Here’s the poll and reported cross-tabs:
CBS/You Gov Race Relations Poll by Doug Mataconis on Scribd
A racist made race relations worse. Who’da thunk it?
I wonder how many of those 41% who approve, do so because El Cheeto is making race relations worse.
That occurred to me, too.
@Kathy: I would guess somewhere between most and all, although I’m sure that none of them are racists and most even are married to or have [fill in the blank] friends. They just think he’s doing it to show how hypocritical everyone else is.
@Kathy: 83% of Republicans approve of how Trump is handling race relations.
@Gustopher: I would guess that 83% of Republicans believe:
1. That Trump had much bigger crowds at his inauguration than Obama
2. That Trump never met Stormy Daniels
3. That Trump is personally responsible for North Korea abandoning their nuclear program
4. that Trump took an economy that was in a recession due to Obama policies and turned it around completely (I know someone who swears this is true, because Obama’s people lied about the numbers for eight years).
I don’t like poll questions like this, I don’t think they tell us as much as we think they do. Possible answers to ‘Are race relations better or worse?’
1) Worse because Trump is feeding racists.
2) Worse because black people are racist toward whites.
3) Better because we are coming to grips with the issue.
4) Better because Trump is pushing back.
For the question to reveal much you’d have to reword it to ask in effect whether Trump was personally making things worse and if so, for whom?
Conservatives of my acquaintance, including in these comment threads, seem to have great difficulty articulating just what it is they want. This may be because they don’t really see clear policy answers to their discontents, or because their thinking is a bit fuzzy and they have trouble expressing it, or because they hesitate to be too overt about their thoughts. What did we think “Take Our Country Back” and “Make America Great Again” meant besides get rid of the black guy?
Incidentally, we had a pretty nice country for a long time, and I want take our country back from these 27%ers and Republicans. Vote Blue.
Yeah. The “right track/wrong track” question. If I think long term we’re doing OK but Trump is a bloody disaster, is that right or wrong?
The “approve/disapprove of the ACA” question. I think it’s an improvement, but didn’t go near far enough, is that approve or disapprove?
Do you think Trump lies. I think Trump and truth is a category error.

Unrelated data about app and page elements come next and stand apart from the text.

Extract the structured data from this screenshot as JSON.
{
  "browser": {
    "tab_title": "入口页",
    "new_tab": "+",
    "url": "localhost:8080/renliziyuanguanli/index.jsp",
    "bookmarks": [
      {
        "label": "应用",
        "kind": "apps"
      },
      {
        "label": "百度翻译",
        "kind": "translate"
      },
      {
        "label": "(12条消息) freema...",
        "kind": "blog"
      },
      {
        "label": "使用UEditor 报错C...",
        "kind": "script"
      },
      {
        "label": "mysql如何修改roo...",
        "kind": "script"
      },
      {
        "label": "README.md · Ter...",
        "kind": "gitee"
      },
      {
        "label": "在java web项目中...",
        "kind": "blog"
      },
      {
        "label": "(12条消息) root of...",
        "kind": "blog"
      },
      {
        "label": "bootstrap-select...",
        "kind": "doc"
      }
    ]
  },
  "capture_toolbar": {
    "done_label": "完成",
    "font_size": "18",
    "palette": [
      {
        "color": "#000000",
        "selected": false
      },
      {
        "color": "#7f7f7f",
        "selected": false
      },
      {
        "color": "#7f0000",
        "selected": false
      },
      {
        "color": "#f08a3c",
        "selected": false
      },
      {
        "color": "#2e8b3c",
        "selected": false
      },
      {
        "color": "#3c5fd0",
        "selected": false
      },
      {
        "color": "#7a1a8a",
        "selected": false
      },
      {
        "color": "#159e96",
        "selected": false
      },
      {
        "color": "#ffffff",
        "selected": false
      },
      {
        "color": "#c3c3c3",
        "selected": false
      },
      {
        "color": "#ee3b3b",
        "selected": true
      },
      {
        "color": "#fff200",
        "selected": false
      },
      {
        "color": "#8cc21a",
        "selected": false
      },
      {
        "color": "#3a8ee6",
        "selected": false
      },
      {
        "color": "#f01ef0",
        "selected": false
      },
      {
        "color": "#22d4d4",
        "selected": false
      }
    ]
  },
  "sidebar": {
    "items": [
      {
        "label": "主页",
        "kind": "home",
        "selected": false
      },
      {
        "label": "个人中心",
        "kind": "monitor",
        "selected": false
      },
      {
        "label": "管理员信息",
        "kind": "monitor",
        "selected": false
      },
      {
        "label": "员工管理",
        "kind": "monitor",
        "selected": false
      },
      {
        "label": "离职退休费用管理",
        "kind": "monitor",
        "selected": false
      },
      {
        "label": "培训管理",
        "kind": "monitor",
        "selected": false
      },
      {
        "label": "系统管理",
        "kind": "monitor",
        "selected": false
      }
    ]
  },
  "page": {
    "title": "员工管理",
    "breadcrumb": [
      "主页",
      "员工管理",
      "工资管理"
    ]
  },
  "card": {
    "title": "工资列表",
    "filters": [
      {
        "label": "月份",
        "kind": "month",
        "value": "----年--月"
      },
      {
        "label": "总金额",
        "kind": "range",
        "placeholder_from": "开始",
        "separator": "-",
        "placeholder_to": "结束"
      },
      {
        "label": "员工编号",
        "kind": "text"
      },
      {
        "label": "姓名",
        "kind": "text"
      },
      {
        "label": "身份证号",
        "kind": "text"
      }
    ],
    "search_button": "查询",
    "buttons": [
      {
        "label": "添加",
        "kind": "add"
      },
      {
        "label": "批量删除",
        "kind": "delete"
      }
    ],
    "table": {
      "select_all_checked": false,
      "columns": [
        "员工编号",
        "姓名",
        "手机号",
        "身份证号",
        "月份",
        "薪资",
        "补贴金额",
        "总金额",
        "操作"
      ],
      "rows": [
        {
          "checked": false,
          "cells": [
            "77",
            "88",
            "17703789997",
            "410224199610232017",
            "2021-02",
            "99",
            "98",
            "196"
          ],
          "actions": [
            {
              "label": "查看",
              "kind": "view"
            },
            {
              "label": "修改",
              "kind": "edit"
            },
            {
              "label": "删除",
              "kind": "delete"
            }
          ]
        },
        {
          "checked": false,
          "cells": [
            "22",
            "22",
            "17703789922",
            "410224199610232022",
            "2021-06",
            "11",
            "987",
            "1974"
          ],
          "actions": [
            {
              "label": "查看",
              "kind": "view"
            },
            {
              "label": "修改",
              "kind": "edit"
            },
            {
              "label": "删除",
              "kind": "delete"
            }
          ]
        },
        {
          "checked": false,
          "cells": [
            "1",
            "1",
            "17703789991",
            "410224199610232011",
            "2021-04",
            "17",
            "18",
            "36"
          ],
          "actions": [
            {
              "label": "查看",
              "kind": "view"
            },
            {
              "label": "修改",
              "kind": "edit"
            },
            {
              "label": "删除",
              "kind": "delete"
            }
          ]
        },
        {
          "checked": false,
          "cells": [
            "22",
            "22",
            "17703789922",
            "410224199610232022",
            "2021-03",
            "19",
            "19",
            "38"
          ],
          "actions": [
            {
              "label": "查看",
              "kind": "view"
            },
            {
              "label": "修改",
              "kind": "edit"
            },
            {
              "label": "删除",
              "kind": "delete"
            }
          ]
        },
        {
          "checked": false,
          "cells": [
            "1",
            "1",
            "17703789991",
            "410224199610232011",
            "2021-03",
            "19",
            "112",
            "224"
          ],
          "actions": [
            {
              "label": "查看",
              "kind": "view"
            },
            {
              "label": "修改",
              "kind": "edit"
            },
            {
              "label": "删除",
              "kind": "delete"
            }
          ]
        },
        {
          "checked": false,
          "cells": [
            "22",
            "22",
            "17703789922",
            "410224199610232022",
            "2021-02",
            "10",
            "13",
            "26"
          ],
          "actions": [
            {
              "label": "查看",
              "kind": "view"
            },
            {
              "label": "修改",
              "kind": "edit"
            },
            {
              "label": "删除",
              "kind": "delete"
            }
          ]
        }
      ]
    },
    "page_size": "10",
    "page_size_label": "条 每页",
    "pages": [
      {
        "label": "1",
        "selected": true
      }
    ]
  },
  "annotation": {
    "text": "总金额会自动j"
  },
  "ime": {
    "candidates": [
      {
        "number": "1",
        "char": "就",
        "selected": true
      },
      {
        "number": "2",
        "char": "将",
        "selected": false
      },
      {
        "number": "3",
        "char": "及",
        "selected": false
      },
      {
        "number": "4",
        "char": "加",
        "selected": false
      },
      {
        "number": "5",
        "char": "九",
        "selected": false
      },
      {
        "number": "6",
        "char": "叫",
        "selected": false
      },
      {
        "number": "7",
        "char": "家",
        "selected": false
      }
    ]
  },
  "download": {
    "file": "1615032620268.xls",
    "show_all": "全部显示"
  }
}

@gVOR08: Or maybe conservatives are being completely honest about their thoughts and you just don’t believe them when they say they’re not racist.
You’re giving that dude waaaaay too much credit for that.
Racism has always been mainstream in America. If it’s not coming from the right, it’s coming from the left. It will continue until a generation of Americans comes along that decides NOT to pass it down to the youngins. Who are coming after the millennials? They’re our best chance.